Karen DeViller had a challenge. A site director at the Edmonton, Alberta-based East Edmonton Health Centre, she had been asked to lead a team that would launch a decentralized refugee health program to meet the needs of a complex population. The request came with support from executives in the Alberta Health System, but it also came with lots of stakeholders to coordinate and no funding.
Healthcare providers are constantly trying to keep up with changes coming from all sides; policymakers, health system executives, and payers mandate new ways of working all the time. Often, executives and C-suite leaders ask teams to change direction without presenting a clear vision for what lies ahead. This never-ending struggle results in increasingly high levels of burnout among healthcare teams and team leaders.
Taking a step back, we know that staff in the caring professions are intrinsically motivated to do better for the people they serve. But how can leaders unlock their overworked teams’ potential? By learning unique leadership skills that will allow them to capture the hearts and minds of the people around them. By leading and organizing for change.
Every time I teach Leadership and Organizing for Change, I see powerful new examples of how leaders can make a difference by tapping into their teams’ deepest values. I see leaders like DeViller, who worked with her to team to use existing resources to redesign services. Her team viewed what they had as assets, employing four strategies from the course:
- Tap into our own motivations for change. In the community organizing practice taught by Marshall Ganz at the Harvard Kennedy School, he says that it’s important to tell your story of why change matters to you. As I noted last year in a blog post for the Institute for Healthcare Improvement about seven principles for leading change from the bottom up, stories connect people to the values underlying the work. Said a different way, stories help to motivate others. In this case, DeViller and her team shared their families’ stories of immigrating to Canada, which also connected them to the experiences of the refugees they serve. Sharing those personal experiences became a much more effective motivational tactic than relaying a new mandate from the C-suite.

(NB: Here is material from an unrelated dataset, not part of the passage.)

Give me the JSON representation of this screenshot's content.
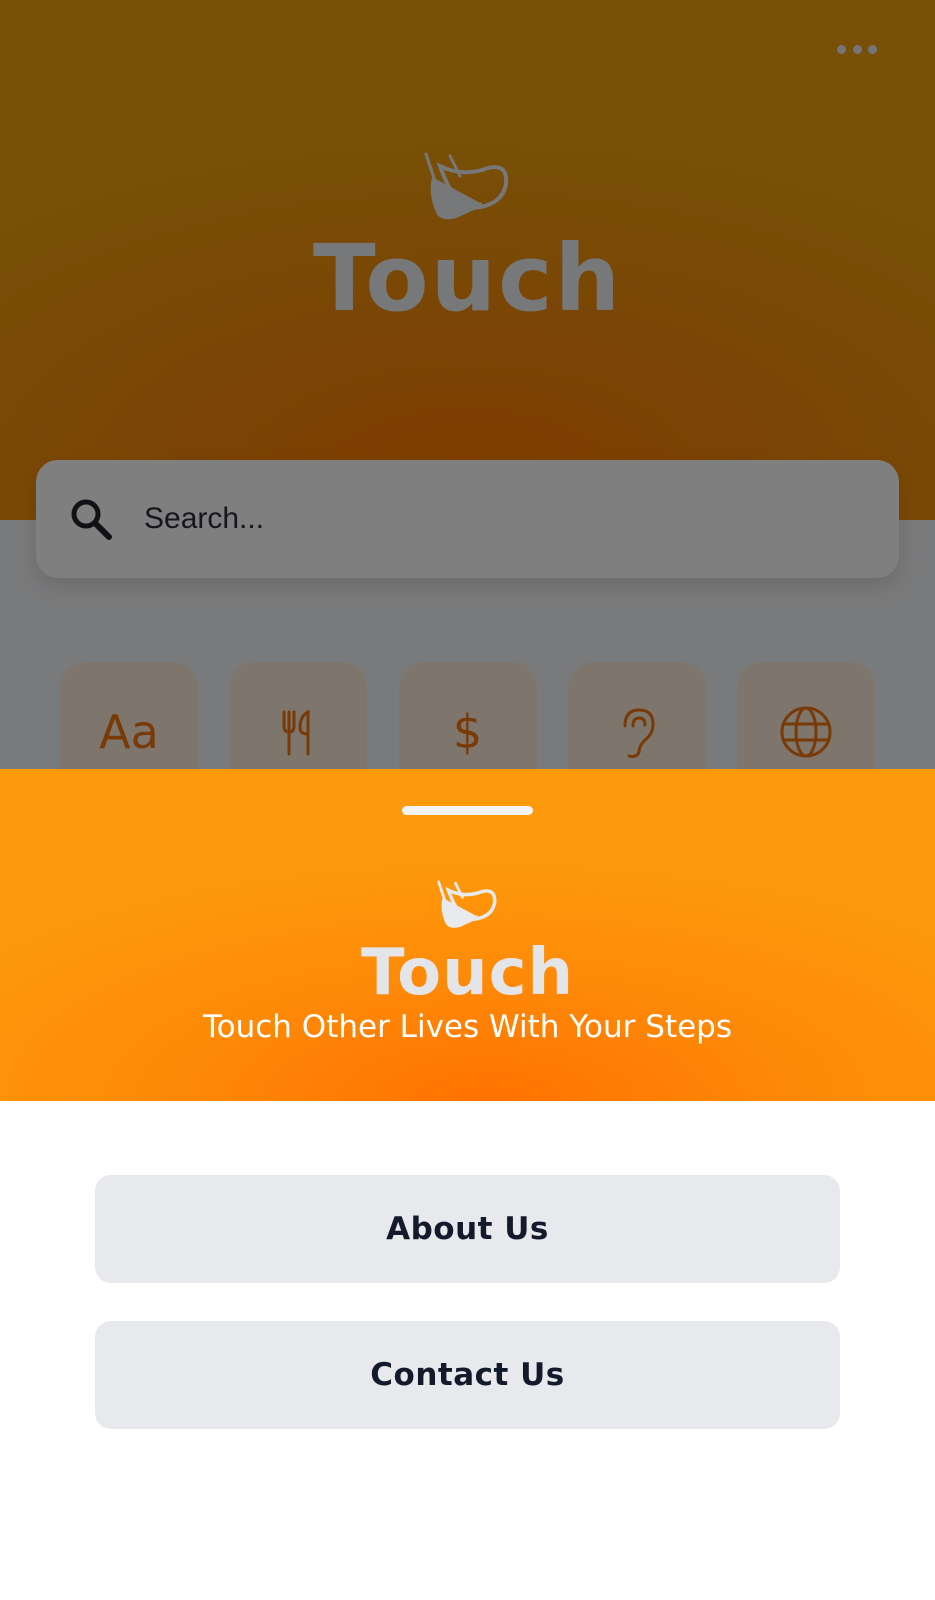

- Grow our power through our relationships. In organizing, we don’t teach leaders to ask, “What is my issue?” Instead, we encourage them to ask, “Who are my people?” In other words, get to know your people, who they are, what they value, and what hidden assets they bring. In Edmonton, a core group of constituencies came together to create the Refugee Health Coalition, including representatives from departments across Alberta Health Services, local primary care networks, and various community health agencies that work with the federally contracted refugee resettlement agency. DeViller and the larger team held one-on-one meetings with “their people” to explore their motivations for health justice and elicit stories about what matters around the delivery of high-quality and culturally competent care. This built will for the project because it connected to people’s hearts and invited them to co-create the strategy.
- Develop shared purpose. Once leaders have recruited a team, they should kick off their first meeting by co-producing a shared purpose statement. Clarifying the compelling and consequential nature of their work together transforms their own interests into a desire to serve the common good. DeViller’s team collaboratively developed this statement: “Our team is motivated by the fact that many of our own families are immigrants or refugees, and we understand the importance of supporting this very vulnerable population.”
- Take action quickly to build momentum—and to learn. People are motivated by seeing results quickly. In quality improvement, this concept is captured in the Plan-Do-Study-Act cycle. In the refugee project, the team members reached some early milestones by negotiating changes to the funding contract between the healthcare service provider and the refugee resettlement agency. They tapped into existing resources that partner organizations brought to the table, recruiting a few primary care physicians to accept new refugee patients, and created a new process for screening and intake of new refugee families. Subsequently, those patients could receive care at an ambulatory care center in East Edmonton that houses multiple health services under one roof. The team still has more to do in this area, including formalizing processes through training and the development of a program manual that will clarify the various roles and responsibilities of each of the partners, but they didn’t make patients wait until everything was perfect to receive services.
What have DeViller and the team learned so far? They continue to face challenges, but they’ve learned the value of telling their own stories, meeting one-on-one with key stakeholders to get buy-in, and forming a core team. Initially, the team worked with partners who were interested in supporting the initiative. Now, it focuses on the right person or agency for this work. Building relationships takes time but is critical to the team achieving its vision of creating a service that embraces equity and improves patient outcomes.
The challenges healthcare leaders and teams face are complex. New requests will come down today, tomorrow, and the day after that. But learning and practicing this unique set of leadership and organizing skills can make change possible, meaningful, and even joyful.
Kate Hilton, J.D., faculty, Leadership and Organizing for Change Course, Institute for Healthcare Improvement